Gaia (Gaia's Estate)

Wild Ferment Santorini Assyrtiko 2016

Piney and tactile, Gaia’s wild ferment Assyrtiko finds a feral rusticity without losing focus or point. Flavors of sweat, pear skin, salinity, wilted tarragon, iodine, and chamomile make for a feisty wine with a gripping, mineral character and expansive breadth. A nod to more traditional winemaking practices, relying on ambient yeasts to initiate fermentation. The grapes come from 70-80 year old ungrafted vines in a vineyard outside the town of Pyrgos. 100% Assyrtiko. — a year ago

Ron, Isaac and 12 others liked this

Boutari

Santorini Assyrtiko 2016

Crafted from 50-60 year old vines, Botuari's Assyrtiko is resinous and beaming with salt. The wine finds further complexity through notes of ripe citrus peel, grapefruit pith, lemon oil, sweat, and a tad of animale. Spritely, but also tactile and palate-coating. 100% Αssyrtiko — a year ago

Bryce, Isaac and 13 others liked this

Argyros

Vinsanto Santorini 4 Years Barrel Aged 2008

Outstanding, this wine has so much more than simply being sweet. Piney and resinous, it fluctuates between flavors of sugar dusted dried apricots, candied lemons, marzipan, and honeycomb with pine sap, pollen, chaparral, white balsamic, mint and blanched herbs adding a more savory complexity. Unctuous and long. 80% Assyrtiko, 10% Aidani, 10% Athiri.
— a year ago

Ron, Anthony De and 16 others liked this

Argyros

Estate Santorini Assyrtiko 2016

The majesty of old vines at work, Argyros offers an intensely focused, stony expression of Assyrtiko with finely chiseled flavors of gunflint, iodine, oyster shell, lemon pith, and salt block. The AVERAGE vine age is 150 years, but some of these ungrafted vines reach 300 years of age. A wine of velocity, precision, and cut. 100% Assyrtiko.
— a year ago

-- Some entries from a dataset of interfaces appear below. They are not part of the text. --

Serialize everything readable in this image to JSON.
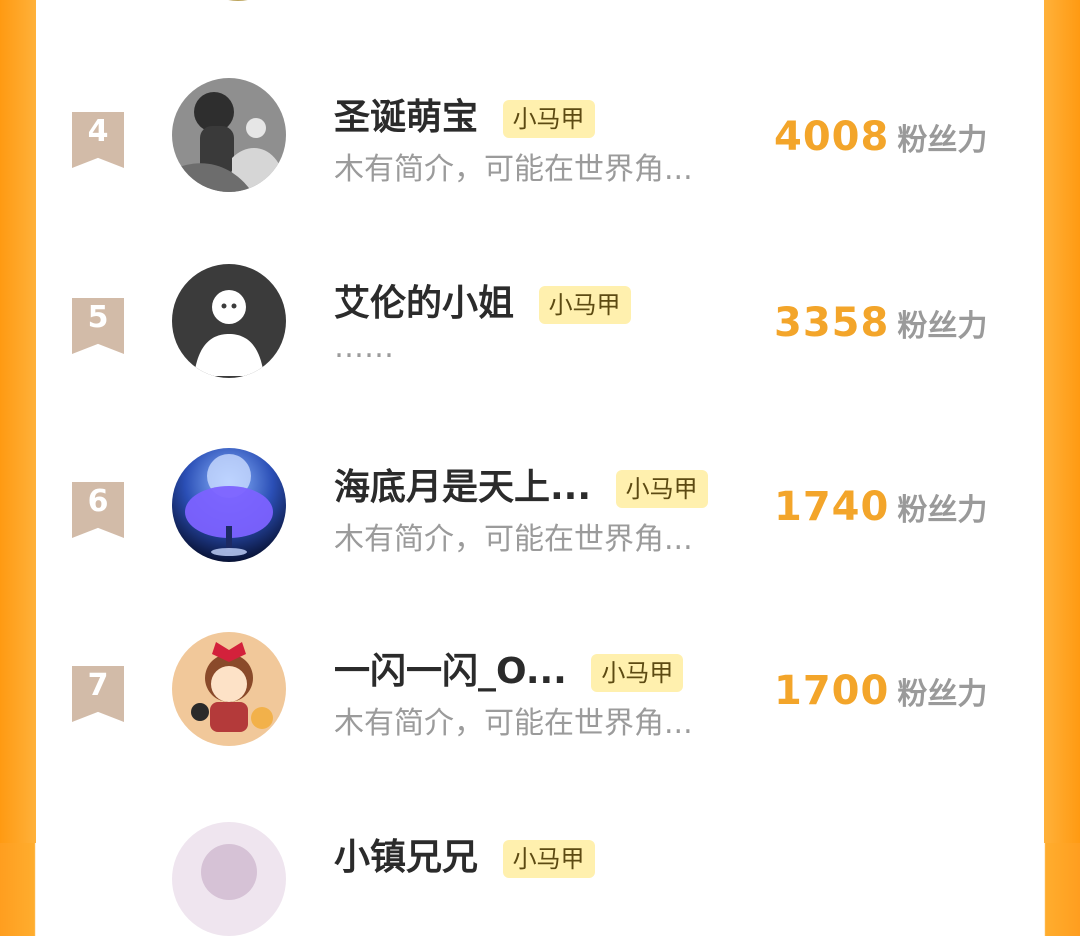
{
  "ranking": {
    "fans_unit": "粉丝力",
    "items": [
      {
        "rank": "4",
        "name": "圣诞萌宝",
        "badge": "小马甲",
        "bio": "木有简介，可能在世界角...",
        "fans": "4008"
      },
      {
        "rank": "5",
        "name": "艾伦的小姐",
        "badge": "小马甲",
        "bio": "……",
        "fans": "3358"
      },
      {
        "rank": "6",
        "name": "海底月是天上...",
        "badge": "小马甲",
        "bio": "木有简介，可能在世界角...",
        "fans": "1740"
      },
      {
        "rank": "7",
        "name": "一闪一闪_O...",
        "badge": "小马甲",
        "bio": "木有简介，可能在世界角...",
        "fans": "1700"
      }
    ],
    "partial_next": {
      "name": "小镇兄兄",
      "badge": "小马甲"
    }
  },
  "colors": {
    "accent_orange": "#ff9e1f",
    "score_orange": "#f3a52a",
    "badge_bg": "#fff0ae",
    "rank_bg": "#d2bba8"
  },
  "icons": [
    "avatar-image",
    "rank-ribbon-icon"
  ]
}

Ron, Isaac and 15 others liked this

Santo Winery

Aspa Assyrtiko 2015

A beautifully soft, inviting expression of Santorini, this blend of the island's three core white grape varieties gains further polish through its ageing in French oak barrels. Salty with a long, nervy finish - it imitates so much of the island in its sea spray, oyster shell, pressed wildflowers, green olives, and ripe pear skin tones. Fresh and absolutelylovely. 75% Assyrtiko, 15% Athiri and 10% Aïdani. — 2 years ago

Kimberly, James and 12 others liked this

Domaine Sigalas

Santorini Assyrtiko Athiri 2016

From one of Greece's most iconic producers, this wine is a stunning, lengthy and concentrated expression of Assyrtiko. Salty and mineral - it tastes of iodine, lime pith, fresh green apple, green olive skin and crushed stones, yet the addition of Athiri gives the wine a softness and lift. Completely transportive to the Aegean, the paradigm of an island wine. 75% Assyrtiko, 25% Athiri. — 2 years ago

James, Bill and 13 others liked this

Santo Wines

Brut Methode Traditionnelle Santorini Assyrtiko

A featherweight sparkling Assyrtiko made in the Champagne method. A fine mousse with a slight leesy character - it tastes of sea foam, almond dust and white rose petal. Clean, fresh and very easy to drink. 100% Assyrtiko, Santo is the first Santorini producer to craft a sparkling rendition of this grape variety. — a year ago

Severn, Ron and 7 others liked this

Gaia (Gaia's Estate)

Vinsanto Santorini Assyrtiko 2005

Made from sun dried Assyrtiko grapes, aged in old French oak casks for over a decade. The wine is riddled with volatile acidity, not surprising considering the production methods - and while that overwhelms the nose, it adds so much ethereal brightness to the palate. Prunes, lemon extract, fig, molasses, sweet medicinal herbs, wintergreen, quinine, pine sap, and dried flowers. Viscous, yet focused and expansive. 90% Assyrtiko, 5% Aidani, 5% Athiri.
— 2 years ago

E, Anthony De and 13 others liked this